— TASK TO COMPLETE —
Look over the listing below and say how many of its lines include the string "true"; give no more than that number.

— LISTED RECORDS —
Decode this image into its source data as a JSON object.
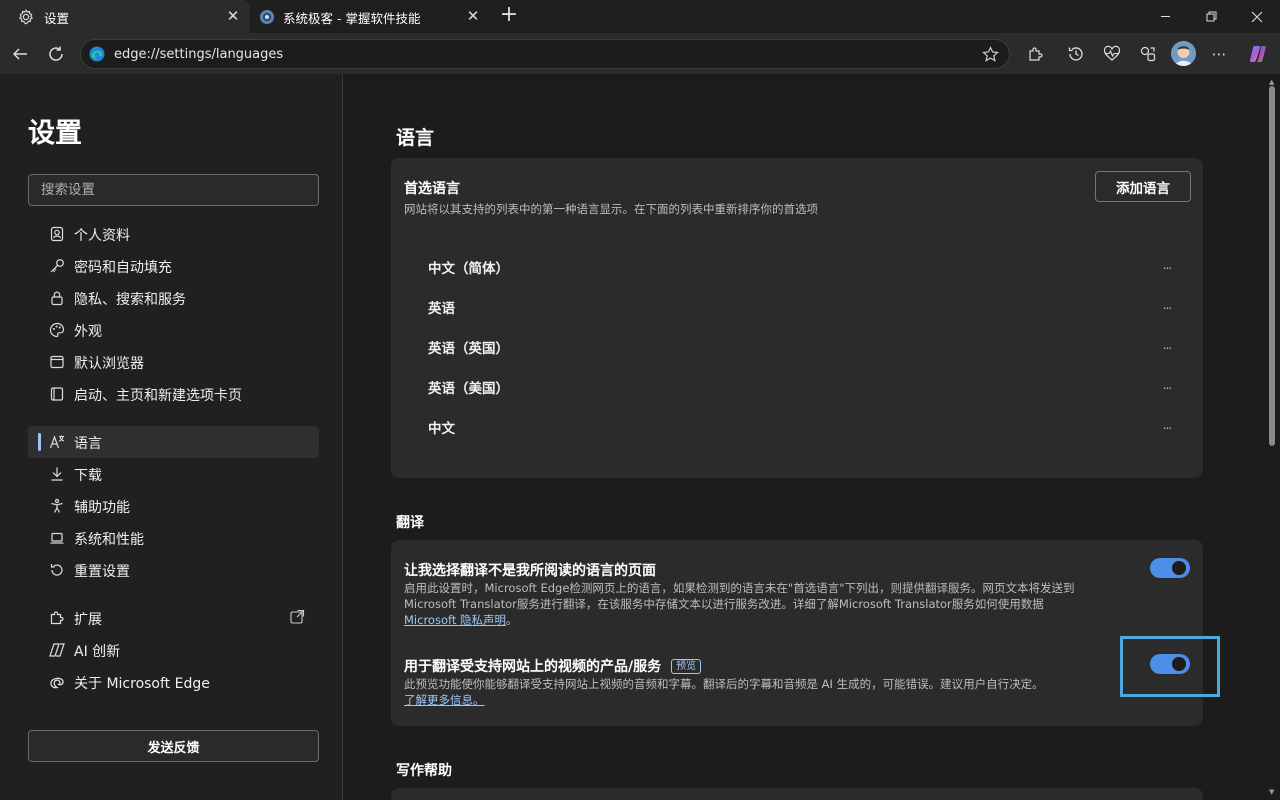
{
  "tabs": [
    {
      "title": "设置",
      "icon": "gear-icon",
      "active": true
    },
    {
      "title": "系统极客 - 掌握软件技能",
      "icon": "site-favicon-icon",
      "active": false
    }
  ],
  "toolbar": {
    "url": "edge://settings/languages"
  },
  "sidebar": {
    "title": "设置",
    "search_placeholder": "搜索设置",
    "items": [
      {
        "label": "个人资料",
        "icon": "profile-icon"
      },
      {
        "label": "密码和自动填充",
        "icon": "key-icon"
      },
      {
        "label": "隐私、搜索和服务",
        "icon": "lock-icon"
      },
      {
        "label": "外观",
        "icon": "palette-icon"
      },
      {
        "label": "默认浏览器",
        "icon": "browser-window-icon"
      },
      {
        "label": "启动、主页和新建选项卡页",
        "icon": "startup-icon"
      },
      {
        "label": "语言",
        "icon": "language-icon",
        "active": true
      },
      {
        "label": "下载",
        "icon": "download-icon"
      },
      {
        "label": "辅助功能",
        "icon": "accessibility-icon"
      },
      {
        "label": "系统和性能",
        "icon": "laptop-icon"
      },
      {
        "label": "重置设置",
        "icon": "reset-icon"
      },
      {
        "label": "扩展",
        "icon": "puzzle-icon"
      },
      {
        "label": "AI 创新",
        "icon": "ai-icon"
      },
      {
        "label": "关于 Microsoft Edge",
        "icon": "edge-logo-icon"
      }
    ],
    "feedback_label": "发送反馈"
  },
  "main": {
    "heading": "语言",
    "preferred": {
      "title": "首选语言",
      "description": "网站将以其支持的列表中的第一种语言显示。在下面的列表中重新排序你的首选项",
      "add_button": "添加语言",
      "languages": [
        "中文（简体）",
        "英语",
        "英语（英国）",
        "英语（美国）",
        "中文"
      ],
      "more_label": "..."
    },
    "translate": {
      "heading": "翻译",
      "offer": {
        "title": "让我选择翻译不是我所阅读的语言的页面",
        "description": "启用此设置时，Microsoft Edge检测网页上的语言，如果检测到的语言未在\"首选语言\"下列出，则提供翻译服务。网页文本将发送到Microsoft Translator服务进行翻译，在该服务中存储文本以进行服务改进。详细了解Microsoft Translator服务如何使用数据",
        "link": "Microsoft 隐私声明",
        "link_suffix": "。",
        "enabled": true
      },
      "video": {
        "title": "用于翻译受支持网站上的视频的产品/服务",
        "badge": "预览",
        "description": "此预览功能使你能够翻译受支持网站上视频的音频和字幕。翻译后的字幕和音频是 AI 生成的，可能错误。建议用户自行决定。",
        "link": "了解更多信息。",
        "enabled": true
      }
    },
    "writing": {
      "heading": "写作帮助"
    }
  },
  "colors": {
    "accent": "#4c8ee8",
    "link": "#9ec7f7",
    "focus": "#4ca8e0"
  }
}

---

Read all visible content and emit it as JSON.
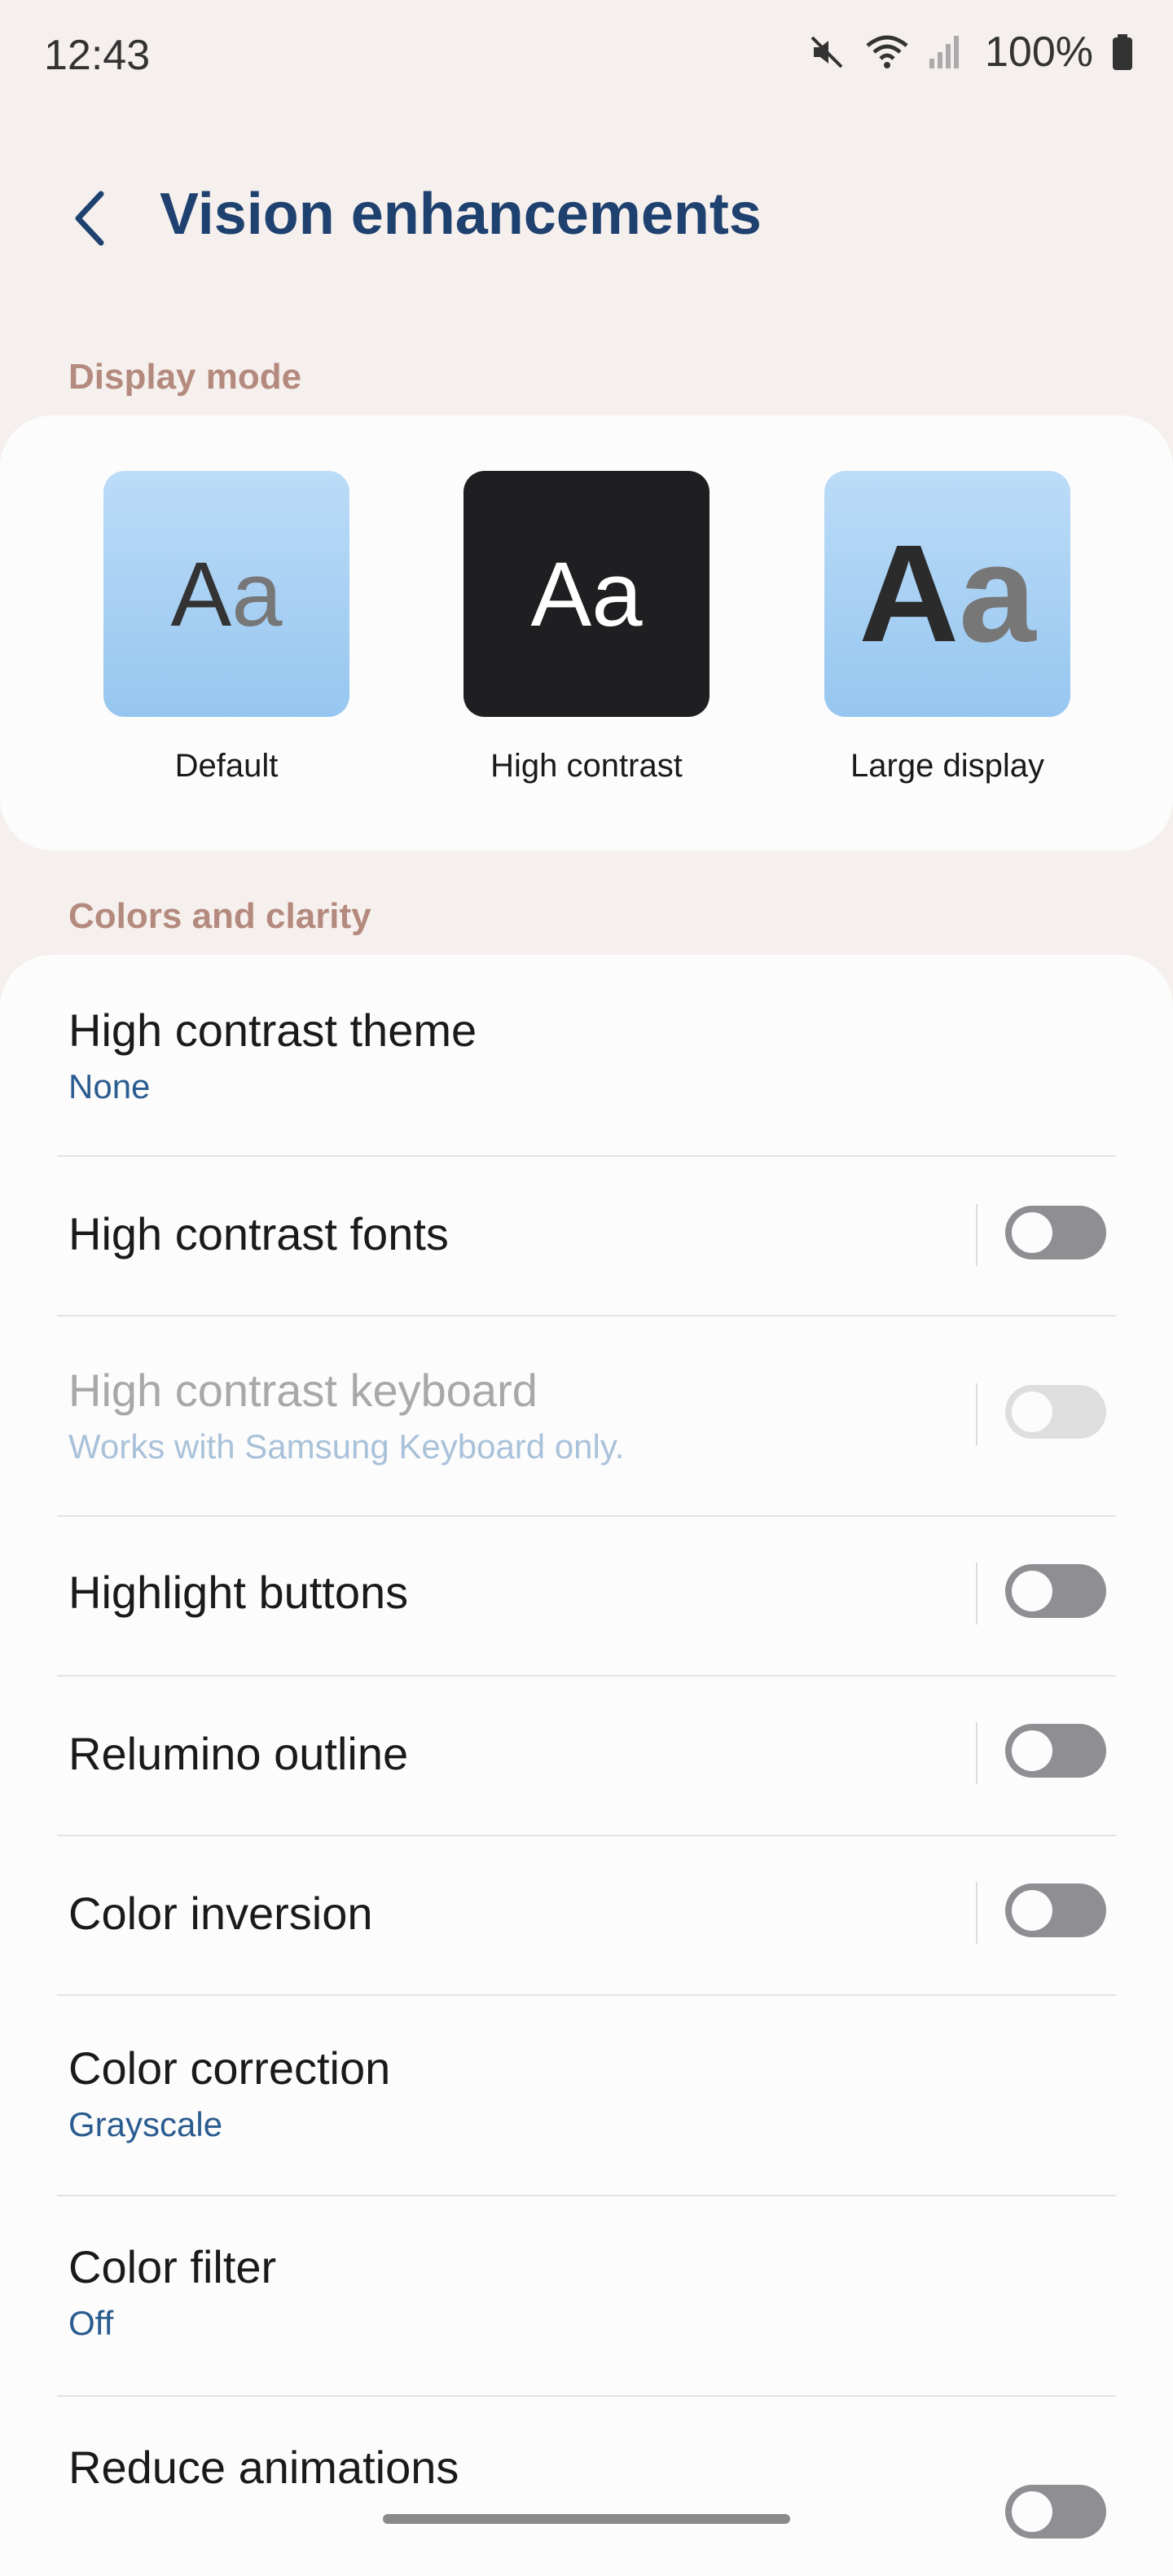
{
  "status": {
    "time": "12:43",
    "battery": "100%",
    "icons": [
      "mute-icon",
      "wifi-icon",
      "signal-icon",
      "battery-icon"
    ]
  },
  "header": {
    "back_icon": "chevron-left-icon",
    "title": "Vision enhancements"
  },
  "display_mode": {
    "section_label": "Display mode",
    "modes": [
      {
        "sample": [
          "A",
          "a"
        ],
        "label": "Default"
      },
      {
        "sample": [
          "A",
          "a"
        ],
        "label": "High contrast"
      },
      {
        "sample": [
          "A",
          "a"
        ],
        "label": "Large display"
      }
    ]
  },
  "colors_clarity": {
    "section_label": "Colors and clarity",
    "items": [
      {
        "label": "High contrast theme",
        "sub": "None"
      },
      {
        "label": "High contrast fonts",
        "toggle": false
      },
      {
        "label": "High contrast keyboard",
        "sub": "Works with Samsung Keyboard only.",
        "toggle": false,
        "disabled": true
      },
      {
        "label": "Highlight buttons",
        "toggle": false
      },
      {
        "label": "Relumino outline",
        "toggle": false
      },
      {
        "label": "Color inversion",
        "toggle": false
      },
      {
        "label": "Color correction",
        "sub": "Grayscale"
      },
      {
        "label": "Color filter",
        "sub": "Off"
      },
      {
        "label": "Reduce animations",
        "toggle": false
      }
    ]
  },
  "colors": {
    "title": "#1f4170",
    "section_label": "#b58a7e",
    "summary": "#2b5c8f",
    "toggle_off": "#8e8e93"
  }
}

— RESPONSE TO THE TASK —
5